After the volunteer has worked for a short period, ask them to stop,
come and complete the information form. Include:
How he/she learned about your organization
Emergency contact information
Demographic section that is optional
Train volunteers to supervise spontaneous volunteers.
Organize long term volunteers to supervise the spontaneous volunteer.
Teach them about supervision, motivation, and the like. Move them into
place when someone just shows up.
Say thank you. Find a simple and inexpensive way to say thank
you. A book mark with the logo, contact information, mission statement
or the organization is an appropriate way to say thank you to someone
you may never see again.
Create a committee. Organize an ad hoc committee to help organize
the response to spontaneous volunteers. This helps legitimize their
presence in the organization and gives experienced volunteers a say
in how to put them to the best use.
Volunteer teams plan events, raise money,
build houses, put on dinners, and serve on boards and committees. Here
are some tips to have the most effective teams in volunteerland.
Be flexible and accepting. No one is perfect and the members

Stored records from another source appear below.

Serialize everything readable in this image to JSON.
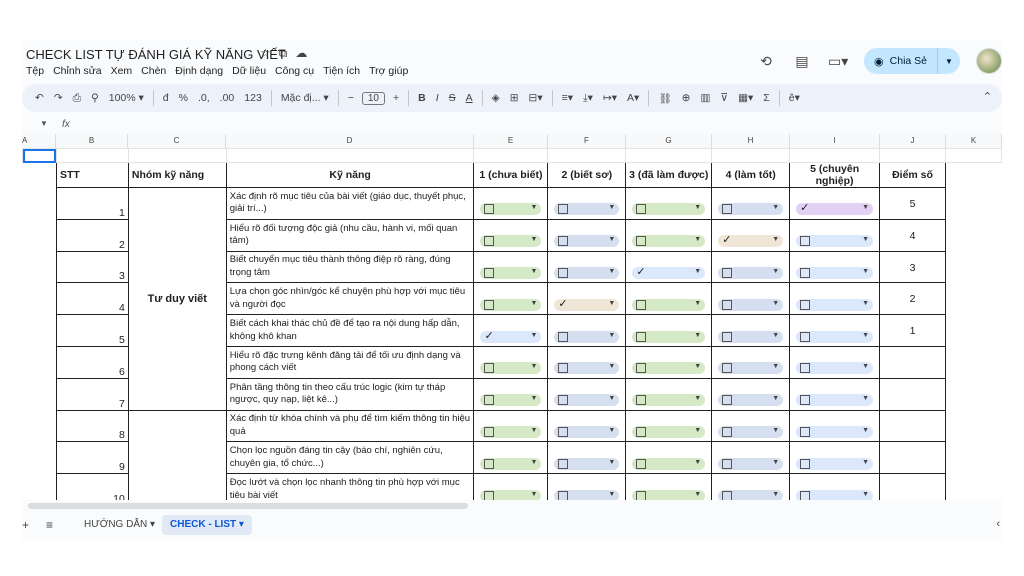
{
  "doc_title": "CHECK LIST TỰ ĐÁNH GIÁ KỸ NĂNG VIẾT",
  "menu": [
    "Tệp",
    "Chỉnh sửa",
    "Xem",
    "Chèn",
    "Định dạng",
    "Dữ liệu",
    "Công cụ",
    "Tiện ích",
    "Trợ giúp"
  ],
  "share_label": "Chia Sẻ",
  "toolbar": {
    "zoom": "100%",
    "currency": "đ",
    "percent": "%",
    "dec_dec": ".0,",
    "inc_dec": ".00",
    "number_format": "123",
    "font_name": "Mặc đị...",
    "font_size": "10"
  },
  "formula": {
    "fx": "fx",
    "value": ""
  },
  "columns": [
    "A",
    "B",
    "C",
    "D",
    "E",
    "F",
    "G",
    "H",
    "I",
    "J",
    "K"
  ],
  "headers": {
    "stt": "STT",
    "nhom": "Nhóm kỹ năng",
    "skill": "Kỹ năng",
    "l1": "1 (chưa biết)",
    "l2": "2 (biết sơ)",
    "l3": "3 (đã làm được)",
    "l4": "4 (làm tốt)",
    "l5": "5 (chuyên nghiệp)",
    "score": "Điểm số"
  },
  "group1": "Tư duy viết",
  "rows": [
    {
      "stt": "1",
      "skill": "Xác định rõ mục tiêu của bài viết (giáo dục, thuyết phục, giải trí...)",
      "checked": 5,
      "score": "5"
    },
    {
      "stt": "2",
      "skill": "Hiểu rõ đối tượng độc giả (nhu cầu, hành vi, mối quan tâm)",
      "checked": 4,
      "score": "4"
    },
    {
      "stt": "3",
      "skill": "Biết chuyển mục tiêu thành thông điệp rõ ràng, đúng trọng tâm",
      "checked": 3,
      "score": "3"
    },
    {
      "stt": "4",
      "skill": "Lựa chọn góc nhìn/góc kể chuyện phù hợp với mục tiêu và người đọc",
      "checked": 2,
      "score": "2"
    },
    {
      "stt": "5",
      "skill": "Biết cách khai thác chủ đề để tạo ra nội dung hấp dẫn, không khô khan",
      "checked": 1,
      "score": "1"
    },
    {
      "stt": "6",
      "skill": "Hiểu rõ đặc trưng kênh đăng tải để tối ưu định dạng và phong cách viết",
      "checked": 0,
      "score": ""
    },
    {
      "stt": "7",
      "skill": "Phân tầng thông tin theo cấu trúc logic (kim tự tháp ngược, quy nạp, liệt kê...)",
      "checked": 0,
      "score": ""
    },
    {
      "stt": "8",
      "skill": "Xác định từ khóa chính và phụ để tìm kiếm thông tin hiệu quả",
      "checked": 0,
      "score": ""
    },
    {
      "stt": "9",
      "skill": "Chọn lọc nguồn đáng tin cậy (báo chí, nghiên cứu, chuyên gia, tổ chức...)",
      "checked": 0,
      "score": ""
    },
    {
      "stt": "10",
      "skill": "Đọc lướt và chọn lọc nhanh thông tin phù hợp với mục tiêu bài viết",
      "checked": 0,
      "score": ""
    }
  ],
  "sheet_tabs": [
    "HƯỚNG DẪN",
    "CHECK - LIST"
  ],
  "colors": {
    "green": "#d6e9c6",
    "blue": "#d5dff0",
    "purple": "#e3d1f5",
    "tan": "#f0e6d8",
    "light_blue": "#dbe7fb",
    "active_tab": "#0b57d0",
    "share_btn": "#c2e7ff"
  },
  "icons": [
    "star-icon",
    "move-folder-icon",
    "cloud-status-icon",
    "history-icon",
    "comment-icon",
    "meet-icon",
    "globe-icon",
    "undo-icon",
    "redo-icon",
    "print-icon",
    "paint-format-icon",
    "bold-icon",
    "italic-icon",
    "strikethrough-icon",
    "text-color-icon",
    "fill-color-icon",
    "borders-icon",
    "merge-icon",
    "align-icon",
    "link-icon",
    "comment-add-icon",
    "chart-icon",
    "filter-icon",
    "sum-icon"
  ]
}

of teams have strengths and weaknesses. Perfectionists make lousy
leaders, because he/she has trouble accepting less than perfect
in others. Being flexible and accepting that each person wants
to improve is the key to success in working with teams.
Have fun. Volunteers sign on to work, but only if fun is involved.
Have pizza parties, make "inside"jokes, give goofy inexpensive
items as rewards (a light bulb for person with best idea of the
week) or post baby pictures at a meeting.
Share leadership. Let everyone on the team be the meeting leader.
Do not allow a few to do the glamorous jobs, do the dirty work
yourself, and spread tasks around the team.
Encourage free speech. Do not shoot down crazy ideas, and do
not allow it from others. Encourage people to speak freely and
experiment with new ideas. This boosts confidence and encourages
the risk takers.
Never dwell on mistakes. No project is done perfectly. Keep
the group away from focusing on mistakes. Help them look forward.
Be personally credible. The manager of volunteers who is the
organizer of the team gains credibility by being "real."
Let people see your mistakes, do not hide behind your title or
responsibilities, be sincere, and invite input.
Never have a team without a plan. Teams work most effectively
when there is a plan. Work from the mission of the organization.
When a team is planning a large event and are mired in the details
of catering, seating, and entertainment, it is easy to forget
why they are devoting hours to such hard work. A plan helps everyone
focus and it begins with the mission and purpose of the parent
The Points of Light Foundation has forms available
to nominate volunteers and volunteer organizations for the Daily Points
of Light Award. It is designed recognize individuals and groups that demonstrate
unique and innovative approaches to community volunteering and citizen
action, with a strong emphasis on service focused on the goals for children
and young people set by the Presidents Summit for American's Future. The
award is given five days a week, excluding holidays. If you would like
nomination forms, call 202-729-8000.
By calling 1-800-VOLUNTEER in the U.S., individuals
can be connected to their local volunteer center. This is a national interactive
call routing system designed to get volunteers connected to people who
can help them volunteer.